A: My father. He loved Parliament, the Blackbyrds, and Earth Wind and Fire..the fun, funky side of old school R&B. So naturally, when west coast rappers repurposed those grooves over rap drums, he bought their albums. I just happened to be in the car when those CDs were played, and the rest is history.
Q: What drives you to create?
A: My need to build relationships and let you know you’re not alone.
Q: What’s one thing you’ve learned over time?
A: I’ve learned that you need people. Google the Austin Kleon coined term, “scenius.”
Lamont Price has appeared in “Triumph the Insult Comic Dog’s Election Special” from Funny Or Die (available on Hulu), Funny Or Die’s Oddball Comedy Tour, and National Public Radio’s “Bullseye with Jesse Thorn.” A Comedy Central “Comedian to Watch,” Price has appeared with numerous national stars such as Dane Cook as well as “Opie and Anthony” regulars Rich Vos and the late Patrice O’Neal. He’s a regular at the Boston Comedy Festival, as well as the Hampton Beach (N.H.) Comedy Festival.
Q: What drives you to perform comedy?
A: There’s a certain adrenaline to performing live that you can’t get from any other part of life and making people laugh with an original thought is almost better than weed.
Q: What’s something you’ve learned over time?
A: Making yourself truly happy is the only sure way to sincerely make anyone else happy.
Q: What can you share about a mentor or idol that has influenced your work?
A: I enjoy watching my idols in comedy, music etc., but I don’t just enjoy watching them perform – I enjoy that they enjoy what they’re doing. It’s not work. They’re having fun. I strive to be that carefree when I grab a microphone.
Q: Since this is a multi-disciplinary show, what are your thoughts on collaboration between artists from different genres?

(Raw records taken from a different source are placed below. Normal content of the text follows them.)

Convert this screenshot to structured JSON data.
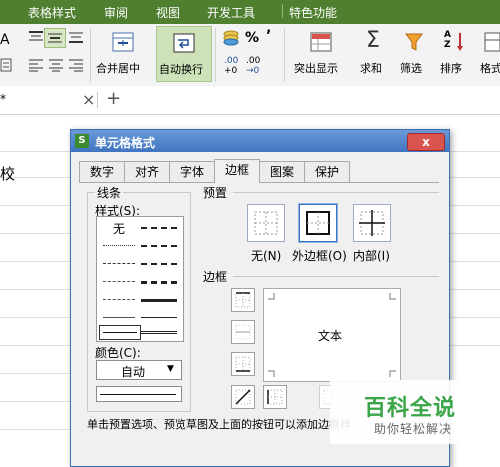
{
  "menu": {
    "items": [
      "表格样式",
      "审阅",
      "视图",
      "开发工具",
      "特色功能"
    ]
  },
  "ribbon": {
    "merge_label": "合并居中",
    "wrap_label": "自动换行",
    "percent_glyph": "%",
    "comma_glyph": "’",
    "decimal_inc": ".00",
    "decimal_dec": ".00",
    "highlight_label": "突出显示",
    "sum_label": "求和",
    "filter_label": "筛选",
    "sort_label": "排序",
    "format_label": "格式"
  },
  "tabbar": {
    "tab_asterisk": "*",
    "close_glyph": "×",
    "add_glyph": "+"
  },
  "sheet": {
    "cell_text": "校"
  },
  "dialog": {
    "title": "单元格格式",
    "logo": "S",
    "close_glyph": "x",
    "tabs": [
      "数字",
      "对齐",
      "字体",
      "边框",
      "图案",
      "保护"
    ],
    "selected_tab": "边框",
    "line_group": "线条",
    "style_label": "样式(S):",
    "style_none": "无",
    "color_label": "颜色(C):",
    "color_value": "自动",
    "preset_group": "预置",
    "preset_labels": [
      "无(N)",
      "外边框(O)",
      "内部(I)"
    ],
    "border_group": "边框",
    "preview_text": "文本",
    "hint": "单击预置选项、预览草图及上面的按钮可以添加边框样"
  },
  "watermark": {
    "brand": "百科全说",
    "slogan": "助你轻松解决"
  },
  "colors": {
    "menu_bg": "#4f7f2f",
    "accent_blue": "#3a73c0",
    "wrap_highlight": "#cde2b8"
  }
}
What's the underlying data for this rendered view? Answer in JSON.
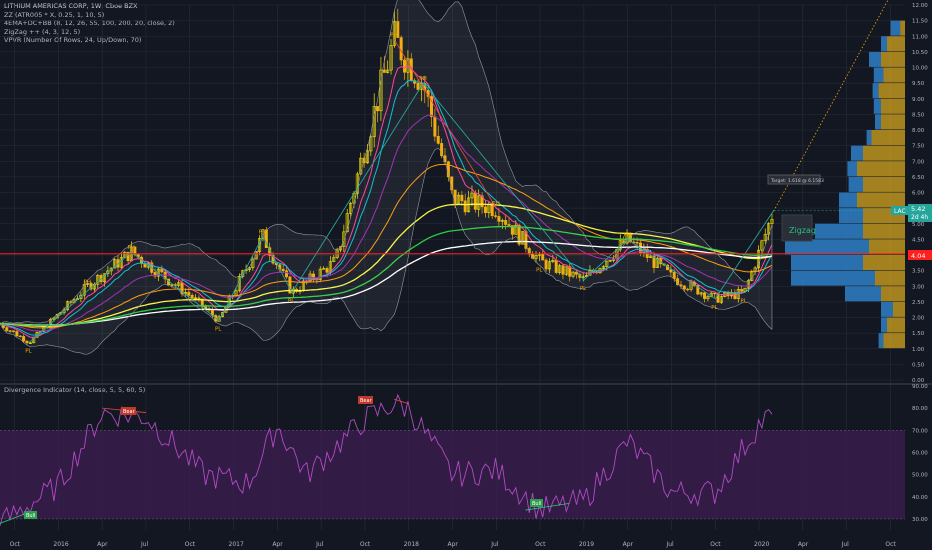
{
  "main_legend": {
    "title": "LITHIUM AMERICAS CORP, 1W, Cboe BZX",
    "lines": [
      "ZZ (ATR005 * X, 0.25, 1, 10, 5)",
      "4EMA+DC+BB (8, 12, 26, 55, 100, 200, 20, close, 2)",
      "ZigZag ++ (4, 3, 12, 5)",
      "VPVR (Number Of Rows, 24, Up/Down, 70)"
    ]
  },
  "osc_legend": {
    "title": "Divergence Indicator (14, close, 5, 5, 60, 5)"
  },
  "labels": {
    "ticker": "LAC",
    "last_price": "5.42",
    "countdown": "2d 4h",
    "ref_price": "4.04",
    "zigzag": "Zigzag",
    "target": "Target: 1.618 @ 6.1583",
    "bear": "Bear",
    "bull": "Bull",
    "ph": "PH",
    "pl": "PL"
  },
  "colors": {
    "background": "#131722",
    "grid": "#2a2e39",
    "candle_up": "#f5e400",
    "candle_down": "#f2a900",
    "ema8": "#ff3b9a",
    "ema12": "#00bcd4",
    "ema26": "#9c27b0",
    "ema55": "#ff9800",
    "ema100": "#f5f542",
    "ema200": "#ffffff",
    "sma": "#2ecc40",
    "zigzag": "#26a69a",
    "ref_line": "#ff1f1f",
    "vp_up": "#2f80c8",
    "vp_down": "#d6a51f",
    "osc": "#b14bc4",
    "osc_band": "#3b1d4f",
    "lac_badge": "#26a69a"
  },
  "chart_data": [
    {
      "type": "candlestick",
      "name": "price",
      "y_axis": {
        "min": 0,
        "max": 12,
        "ticks": [
          "0.00",
          "0.50",
          "1.00",
          "1.50",
          "2.00",
          "2.50",
          "3.00",
          "3.50",
          "4.00",
          "4.50",
          "5.00",
          "5.50",
          "6.00",
          "6.50",
          "7.00",
          "7.50",
          "8.00",
          "8.50",
          "9.00",
          "9.50",
          "10.00",
          "10.50",
          "11.00",
          "11.50",
          "12.00"
        ]
      },
      "x_axis": {
        "ticks": [
          "Oct",
          "2016",
          "Apr",
          "Jul",
          "Oct",
          "2017",
          "Apr",
          "Jul",
          "Oct",
          "2018",
          "Apr",
          "Jul",
          "Oct",
          "2019",
          "Apr",
          "Jul",
          "Oct",
          "2020",
          "Apr",
          "Jul",
          "Oct"
        ]
      },
      "key_points": [
        {
          "date": "2015-09",
          "price": 1.8
        },
        {
          "date": "2015-11",
          "price": 1.2
        },
        {
          "date": "2016-03",
          "price": 3.0
        },
        {
          "date": "2016-06",
          "price": 4.1
        },
        {
          "date": "2016-10",
          "price": 2.7
        },
        {
          "date": "2016-12",
          "price": 1.9
        },
        {
          "date": "2017-03",
          "price": 4.6
        },
        {
          "date": "2017-05",
          "price": 2.8
        },
        {
          "date": "2017-08",
          "price": 3.8
        },
        {
          "date": "2017-10",
          "price": 7.5
        },
        {
          "date": "2017-12",
          "price": 10.9
        },
        {
          "date": "2018-02",
          "price": 9.5
        },
        {
          "date": "2018-04",
          "price": 5.8
        },
        {
          "date": "2018-07",
          "price": 5.5
        },
        {
          "date": "2018-10",
          "price": 3.8
        },
        {
          "date": "2019-01",
          "price": 3.2
        },
        {
          "date": "2019-04",
          "price": 4.5
        },
        {
          "date": "2019-07",
          "price": 3.3
        },
        {
          "date": "2019-10",
          "price": 2.6
        },
        {
          "date": "2019-12",
          "price": 2.8
        },
        {
          "date": "2020-01",
          "price": 4.1
        },
        {
          "date": "2020-02",
          "price": 5.42
        }
      ],
      "reference_line": 4.04,
      "last_price": 5.42,
      "target": 6.1583
    },
    {
      "type": "line",
      "name": "Divergence Indicator",
      "y_axis": {
        "min": 25,
        "max": 90,
        "ticks": [
          "30.00",
          "40.00",
          "50.00",
          "60.00",
          "70.00",
          "80.00",
          "90.00"
        ]
      },
      "band": [
        30,
        70
      ],
      "key_points": [
        {
          "date": "2015-09",
          "value": 28
        },
        {
          "date": "2016-01",
          "value": 45
        },
        {
          "date": "2016-04",
          "value": 78
        },
        {
          "date": "2016-07",
          "value": 76
        },
        {
          "date": "2016-11",
          "value": 50
        },
        {
          "date": "2017-02",
          "value": 46
        },
        {
          "date": "2017-04",
          "value": 72
        },
        {
          "date": "2017-06",
          "value": 50
        },
        {
          "date": "2017-10",
          "value": 75
        },
        {
          "date": "2017-12",
          "value": 82
        },
        {
          "date": "2018-01",
          "value": 80
        },
        {
          "date": "2018-04",
          "value": 50
        },
        {
          "date": "2018-07",
          "value": 52
        },
        {
          "date": "2018-10",
          "value": 34
        },
        {
          "date": "2019-01",
          "value": 38
        },
        {
          "date": "2019-04",
          "value": 65
        },
        {
          "date": "2019-07",
          "value": 42
        },
        {
          "date": "2019-10",
          "value": 42
        },
        {
          "date": "2020-01",
          "value": 73
        },
        {
          "date": "2020-02",
          "value": 77
        }
      ]
    }
  ]
}
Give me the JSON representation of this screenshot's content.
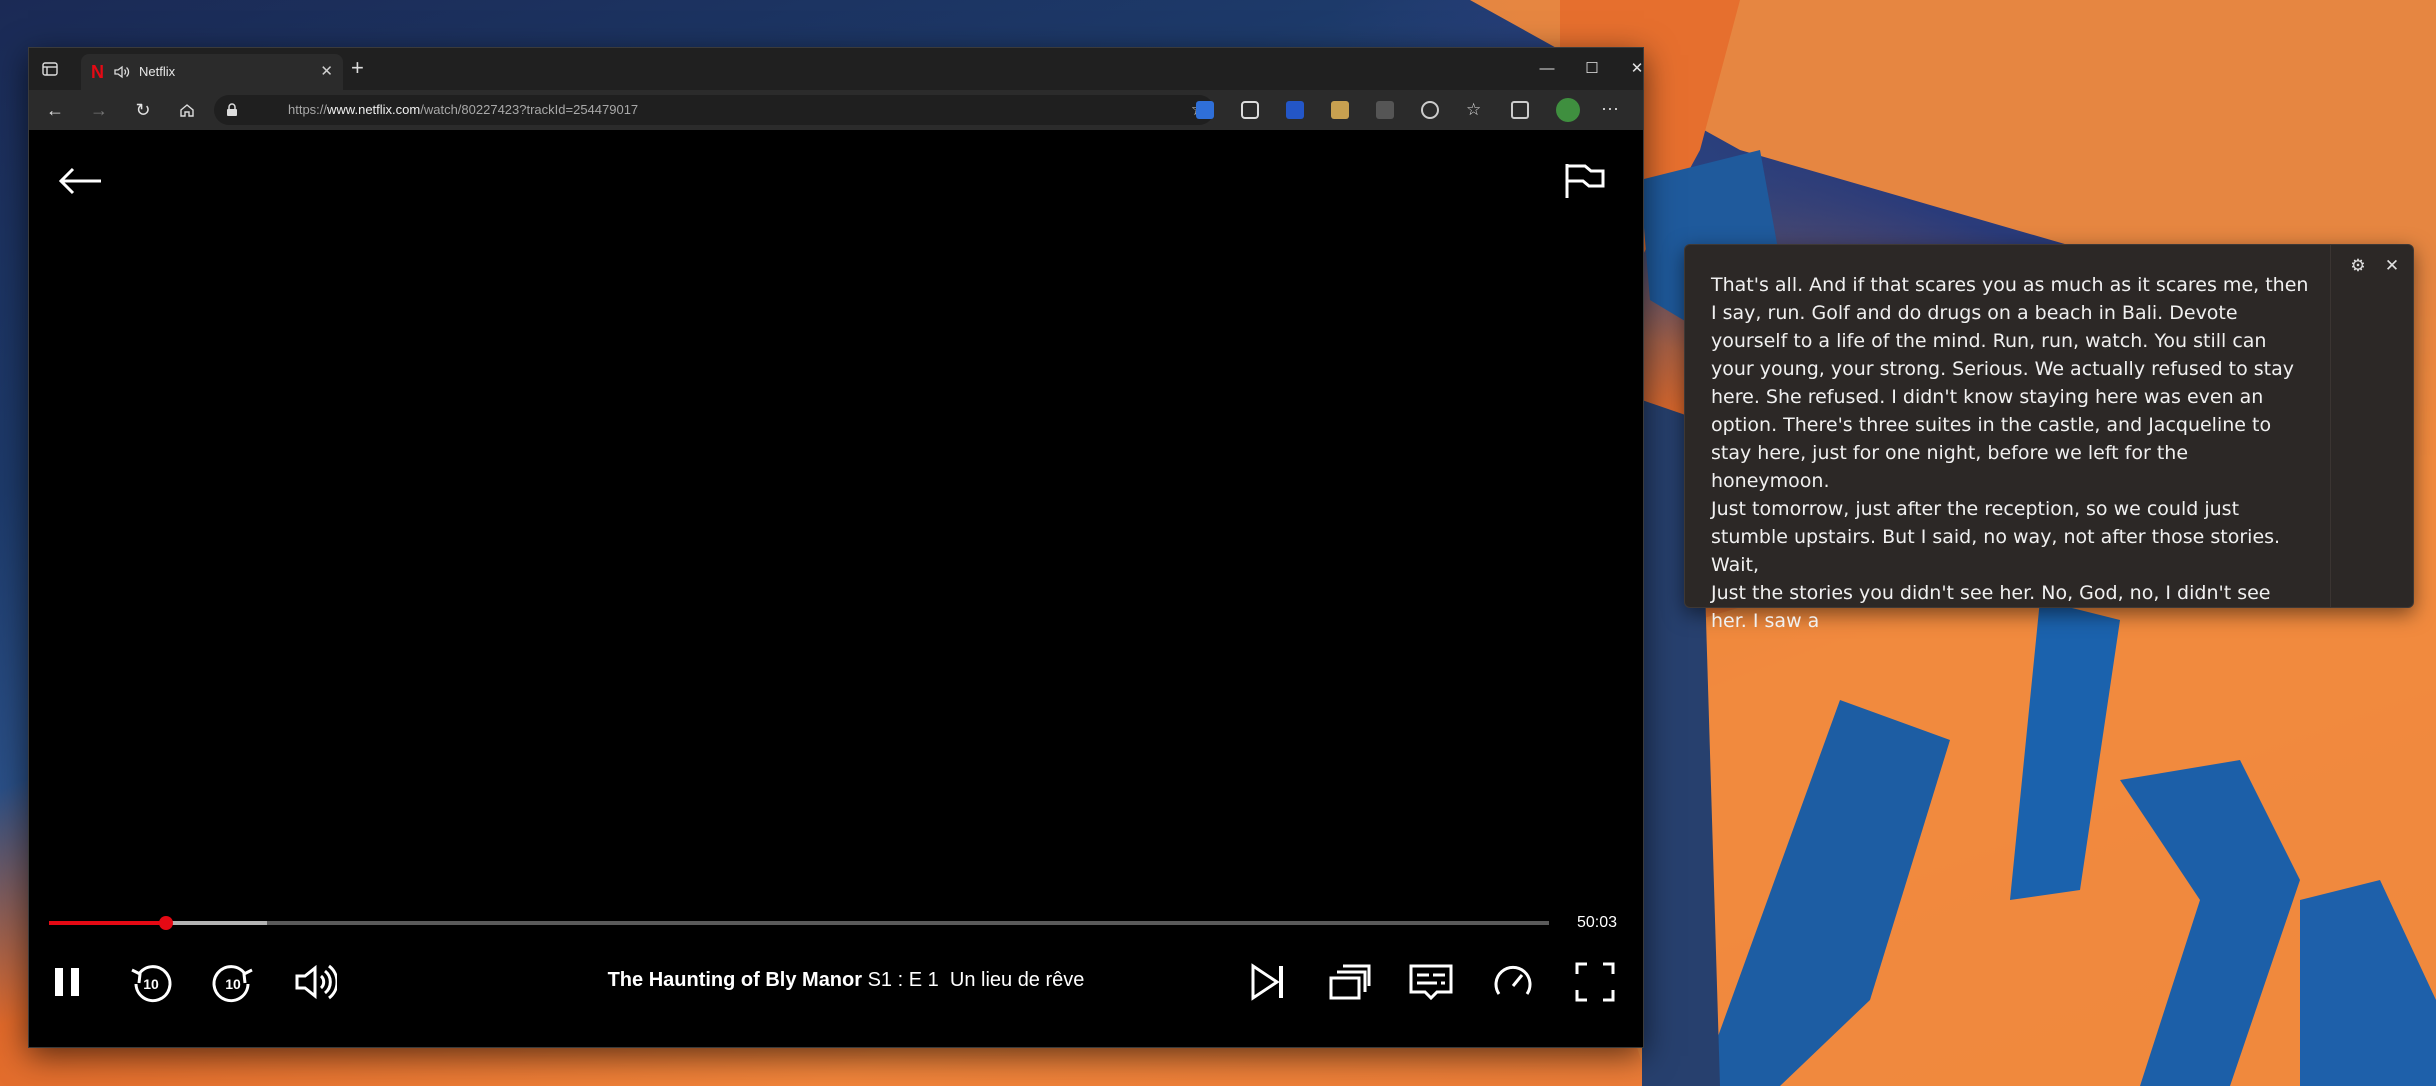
{
  "browser": {
    "tab": {
      "title": "Netflix"
    },
    "address": {
      "url_prefix": "https://",
      "url_host": "www.netflix.com",
      "url_path": "/watch/80227423?trackId=254479017"
    }
  },
  "player": {
    "progress_fraction": 0.078,
    "buffered_fraction": 0.145,
    "time_remaining": "50:03",
    "title": {
      "show": "The Haunting of Bly Manor",
      "episode": "S1 : E 1",
      "episode_title": "Un lieu de rêve"
    },
    "skip_back_label": "10",
    "skip_forward_label": "10"
  },
  "transcript": {
    "paragraphs": [
      "That's all. And if that scares you as much as it scares me, then I say, run. Golf and do drugs on a beach in Bali. Devote yourself to a life of the mind. Run, run, watch. You still can your young, your strong. Serious. We actually refused to stay here. She refused. I didn't know staying here was even an option. There's three suites in the castle, and Jacqueline to stay here, just for one night, before we left for the honeymoon.",
      "Just tomorrow, just after the reception, so we could just stumble upstairs. But I said, no way, not after those stories. Wait,",
      "Just the stories you didn't see her. No, God, no, I didn't see her. I saw a"
    ]
  }
}
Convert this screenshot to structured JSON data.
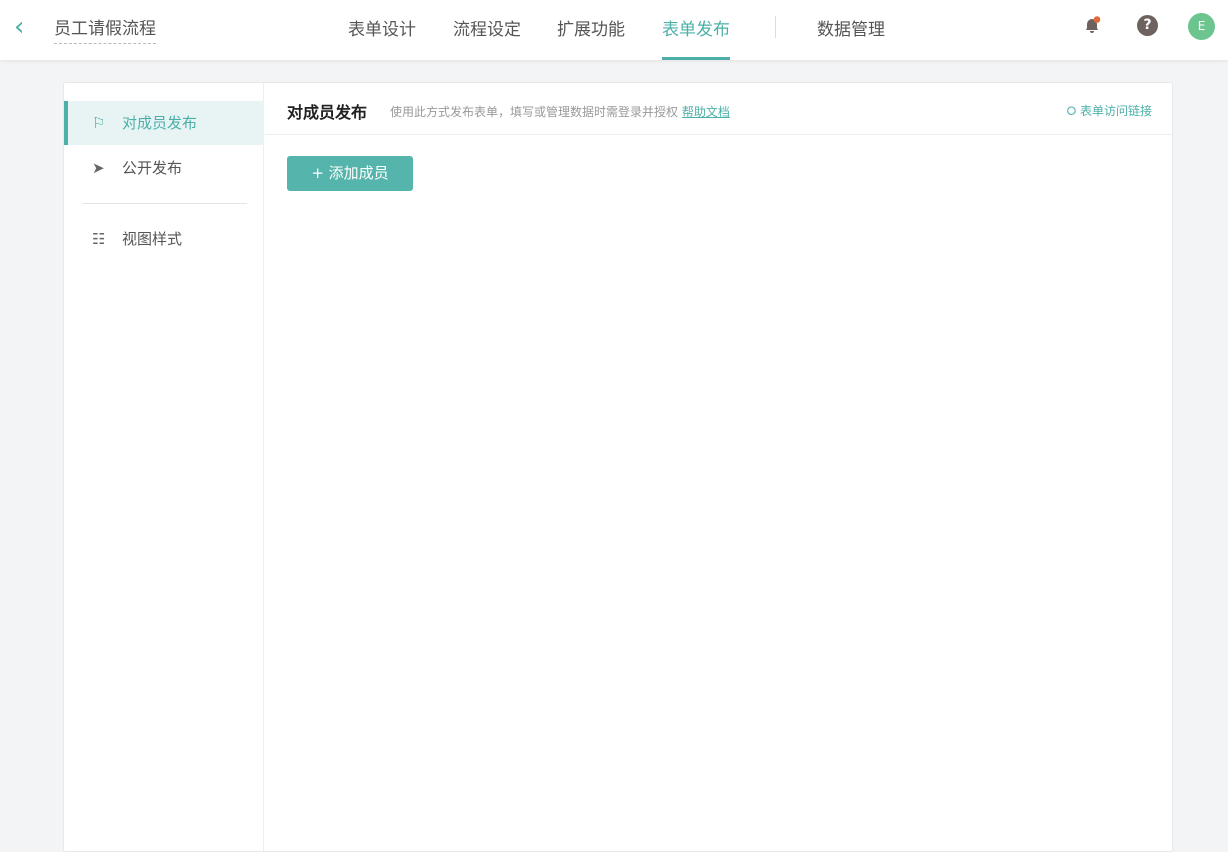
{
  "header": {
    "title": "员工请假流程",
    "tabs": [
      "表单设计",
      "流程设定",
      "扩展功能",
      "表单发布",
      "数据管理"
    ],
    "avatar": "E",
    "help": "?"
  },
  "sidebar": {
    "items": [
      "对成员发布",
      "公开发布",
      "视图样式"
    ]
  },
  "main": {
    "title": "对成员发布",
    "description": "使用此方式发布表单，填写或管理数据时需登录并授权",
    "help_link": "帮助文档",
    "access_link": "表单访问链接",
    "add_button": "添加成员",
    "add_icon": "+"
  },
  "colors": {
    "accent": "#4cb0a8"
  }
}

A: Comedy and music is a beautiful marriage. Finding the right creative beats, comedic timing is a wonderful thing to watch as well as take part in. I’ve been lucky enough to do both.